*** Block opens ***

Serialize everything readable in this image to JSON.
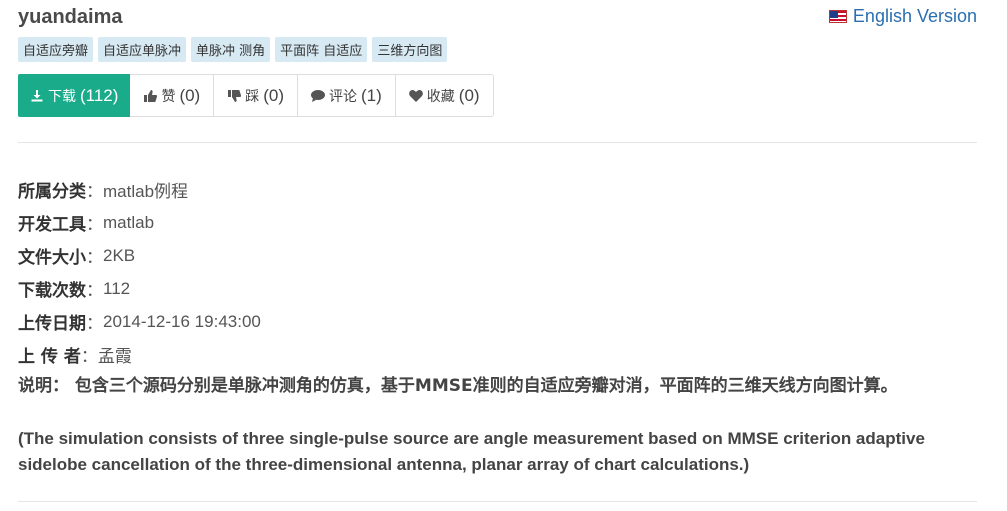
{
  "header": {
    "title": "yuandaima",
    "english_link": "English Version"
  },
  "tags": [
    "自适应旁瓣",
    "自适应单脉冲",
    "单脉冲 测角",
    "平面阵 自适应",
    "三维方向图"
  ],
  "actions": {
    "download": {
      "label": "下载",
      "count": "(112)"
    },
    "like": {
      "label": "赞",
      "count": "(0)"
    },
    "dislike": {
      "label": "踩",
      "count": "(0)"
    },
    "comment": {
      "label": "评论",
      "count": "(1)"
    },
    "favorite": {
      "label": "收藏",
      "count": "(0)"
    }
  },
  "info": {
    "category": {
      "label": "所属分类",
      "value": "matlab例程"
    },
    "tool": {
      "label": "开发工具",
      "value": "matlab"
    },
    "size": {
      "label": "文件大小",
      "value": "2KB"
    },
    "downloads": {
      "label": "下载次数",
      "value": "112"
    },
    "date": {
      "label": "上传日期",
      "value": "2014-12-16 19:43:00"
    },
    "uploader": {
      "label": "上 传 者",
      "value": "孟霞"
    }
  },
  "description": {
    "label": "说明：",
    "text": "包含三个源码分别是单脉冲测角的仿真，基于MMSE准则的自适应旁瓣对消，平面阵的三维天线方向图计算。",
    "english": "(The simulation consists of three single-pulse source are angle measurement based on MMSE criterion adaptive sidelobe cancellation of the three-dimensional antenna, planar array of chart calculations.)"
  },
  "colors": {
    "primary": "#1aab8a",
    "tag_bg": "#d7e9f3",
    "link": "#2a6fb0"
  },
  "icons": {
    "download": "download-icon",
    "like": "thumbs-up-icon",
    "dislike": "thumbs-down-icon",
    "comment": "comment-icon",
    "favorite": "heart-icon",
    "flag": "us-flag-icon"
  }
}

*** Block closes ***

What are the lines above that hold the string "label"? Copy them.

Answer box —
      "label": "下载",
      "label": "赞",
      "label": "踩",
      "label": "评论",
      "label": "收藏",
      "label": "所属分类",
      "label": "开发工具",
      "label": "文件大小",
      "label": "下载次数",
      "label": "上传日期",
      "label": "上 传 者",
    "label": "说明：",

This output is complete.